Advertisement
Share

Test Kitchen video tip: Buttermilk substitutions

This article was originally on a blog post platform and may be missing photos, graphics or links. See About archive blog posts.

Old-fashioned buttermilk was the liquid left over after churning cream into butter. Today, it’s commercially made by adding bacteria cultures to milk, thickening the milk and giving it that tangy flavor.

If you have a recipe that calls for buttermilk but don’t have any on hand, you can improvise. Whisk 1 cup of milk with a tablespoon of lemon juice or vinegar (cider or white) and set the mixture aside for several minutes until it begins to curdle. Then use as needed.

Advertisement

If you have any kitchen tips or questions you’d like me to explore, leave a comment below or shoot me an email at noelle.carter@latimes.com.

ALSO:

Go behind the scenes at the Test Kitchen

134 recipes for your favorite restaurant dishes

Browse hundreds of recipes from the L.A. Times Test Kitchen

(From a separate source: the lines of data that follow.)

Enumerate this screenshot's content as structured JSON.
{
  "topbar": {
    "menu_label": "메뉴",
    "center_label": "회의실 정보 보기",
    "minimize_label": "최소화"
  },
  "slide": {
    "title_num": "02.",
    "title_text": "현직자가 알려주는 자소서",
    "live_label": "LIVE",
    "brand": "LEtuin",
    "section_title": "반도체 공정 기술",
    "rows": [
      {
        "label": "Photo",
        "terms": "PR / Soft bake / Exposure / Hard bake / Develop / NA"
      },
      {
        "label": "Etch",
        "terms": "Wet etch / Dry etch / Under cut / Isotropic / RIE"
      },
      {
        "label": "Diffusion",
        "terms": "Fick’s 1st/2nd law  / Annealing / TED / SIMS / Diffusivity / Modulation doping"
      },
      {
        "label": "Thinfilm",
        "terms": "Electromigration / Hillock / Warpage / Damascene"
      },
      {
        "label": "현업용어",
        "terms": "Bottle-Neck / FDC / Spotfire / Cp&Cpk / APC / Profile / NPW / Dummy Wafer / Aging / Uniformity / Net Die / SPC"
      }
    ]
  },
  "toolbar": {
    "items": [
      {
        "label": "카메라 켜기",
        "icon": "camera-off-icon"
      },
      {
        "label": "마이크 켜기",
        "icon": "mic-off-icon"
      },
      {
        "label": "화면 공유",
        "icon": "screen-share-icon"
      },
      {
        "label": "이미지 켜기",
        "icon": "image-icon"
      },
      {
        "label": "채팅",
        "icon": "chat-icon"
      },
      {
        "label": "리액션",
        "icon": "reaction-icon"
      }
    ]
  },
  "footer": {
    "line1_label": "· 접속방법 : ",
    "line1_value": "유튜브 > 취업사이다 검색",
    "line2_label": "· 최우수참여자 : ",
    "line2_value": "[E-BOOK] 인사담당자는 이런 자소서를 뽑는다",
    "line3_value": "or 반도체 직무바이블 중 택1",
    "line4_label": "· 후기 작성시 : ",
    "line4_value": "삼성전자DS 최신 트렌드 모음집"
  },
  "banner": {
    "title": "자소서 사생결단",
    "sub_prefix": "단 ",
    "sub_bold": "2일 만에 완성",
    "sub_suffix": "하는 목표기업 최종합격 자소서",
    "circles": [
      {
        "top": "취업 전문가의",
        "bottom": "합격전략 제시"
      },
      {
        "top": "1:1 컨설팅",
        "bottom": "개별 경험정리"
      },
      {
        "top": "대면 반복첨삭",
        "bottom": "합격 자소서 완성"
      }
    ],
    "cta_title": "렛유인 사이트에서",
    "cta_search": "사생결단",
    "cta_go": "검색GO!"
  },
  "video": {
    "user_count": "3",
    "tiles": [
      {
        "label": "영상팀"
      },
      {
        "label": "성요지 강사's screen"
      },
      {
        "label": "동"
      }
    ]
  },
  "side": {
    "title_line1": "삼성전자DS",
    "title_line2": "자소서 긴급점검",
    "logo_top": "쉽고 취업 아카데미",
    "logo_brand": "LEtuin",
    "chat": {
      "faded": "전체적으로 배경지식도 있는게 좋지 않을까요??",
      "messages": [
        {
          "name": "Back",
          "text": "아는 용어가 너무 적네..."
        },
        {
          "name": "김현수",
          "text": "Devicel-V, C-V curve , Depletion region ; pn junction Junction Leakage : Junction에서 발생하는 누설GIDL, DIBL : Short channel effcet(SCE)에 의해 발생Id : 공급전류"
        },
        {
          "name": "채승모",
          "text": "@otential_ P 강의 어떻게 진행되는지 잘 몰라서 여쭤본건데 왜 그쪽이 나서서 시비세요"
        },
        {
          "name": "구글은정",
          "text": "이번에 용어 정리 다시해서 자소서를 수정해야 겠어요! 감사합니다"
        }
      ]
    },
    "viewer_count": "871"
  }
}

-- Noelle Carter
Twitter/noellecarter

Video credit: Myung Chun / Los Angeles Times


Advertisement